Many people still continue eating fish, knowing it’s toxic, because they can’t afford to eat anything else. Everything else is getting more expensive because fish doesn’t sell. Poor people are risking their lives and are just taking it day by day.
After participating in several medical missions in Việt Nam, Hoàng, the Public Health graduate student in London, says the lack of government protection of public health in a time of environmental crisis is linked to deeper issues such as ethics and human rights.
Hoàng says, “Public health is in general is looking at the health of the public, which is sometimes very ignorant, especially in governments like Vietnam, where it seems like its citizens, the people, are not their priority. That ties into ethics.” He says activism and civil disobedience is a natural byrproduct of such conditions.

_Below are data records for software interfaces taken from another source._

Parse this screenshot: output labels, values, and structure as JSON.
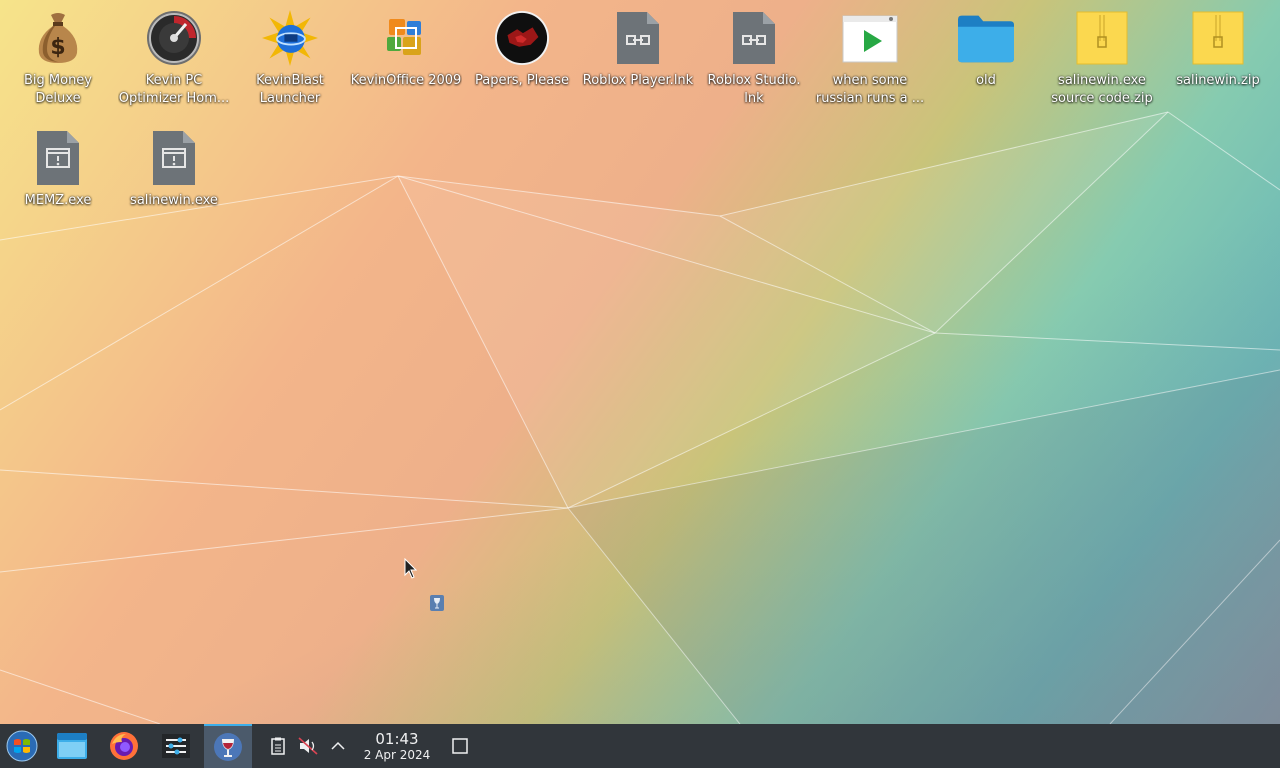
{
  "desktop": {
    "icons": [
      {
        "label": "Big Money\nDeluxe",
        "icon": "money-bag-icon"
      },
      {
        "label": "Kevin PC\nOptimizer Hom...",
        "icon": "speedometer-icon"
      },
      {
        "label": "KevinBlast\nLauncher",
        "icon": "globe-burst-icon"
      },
      {
        "label": "KevinOffice 2009",
        "icon": "office-logo-icon"
      },
      {
        "label": "Papers, Please",
        "icon": "papers-please-icon"
      },
      {
        "label": "Roblox Player.lnk",
        "icon": "shortcut-file-icon"
      },
      {
        "label": "Roblox Studio.\nlnk",
        "icon": "shortcut-file-icon"
      },
      {
        "label": "when some\nrussian runs a ...",
        "icon": "video-file-icon"
      },
      {
        "label": "old",
        "icon": "folder-icon"
      },
      {
        "label": "salinewin.exe\nsource code.zip",
        "icon": "zip-archive-icon"
      },
      {
        "label": "salinewin.zip",
        "icon": "zip-archive-icon"
      },
      {
        "label": "MEMZ.exe",
        "icon": "executable-file-icon"
      },
      {
        "label": "salinewin.exe",
        "icon": "executable-file-icon"
      }
    ]
  },
  "taskbar": {
    "apps": [
      {
        "name": "start-menu-button",
        "icon": "windows-orb-icon"
      },
      {
        "name": "file-manager-button",
        "icon": "folder-window-icon"
      },
      {
        "name": "firefox-button",
        "icon": "firefox-icon"
      },
      {
        "name": "settings-button",
        "icon": "sliders-icon"
      },
      {
        "name": "wine-button",
        "icon": "wine-glass-icon"
      }
    ],
    "tray": {
      "clipboard": "clipboard-icon",
      "volume": "volume-muted-icon",
      "expand": "chevron-up-icon"
    },
    "clock": {
      "time": "01:43",
      "date": "2 Apr 2024"
    },
    "show_desktop": "show-desktop-icon"
  },
  "colors": {
    "taskbar_bg": "#31363b",
    "active_task_bg": "#4b5a6b",
    "accent": "#3daee9",
    "folder_blue": "#3daee9",
    "zip_yellow": "#fbd84f"
  }
}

Thái Văn Dung is one of many riding this wave of increased activism, as he continues to organize protests on the fish crisis in Central Vietnam. Although many of these protests have ended in police brutality, Dung says he will not stop until the government steps up and takes responsibility. He and many protesters across the country continue to raise their voices, demanding justice for the people of Việt Nam.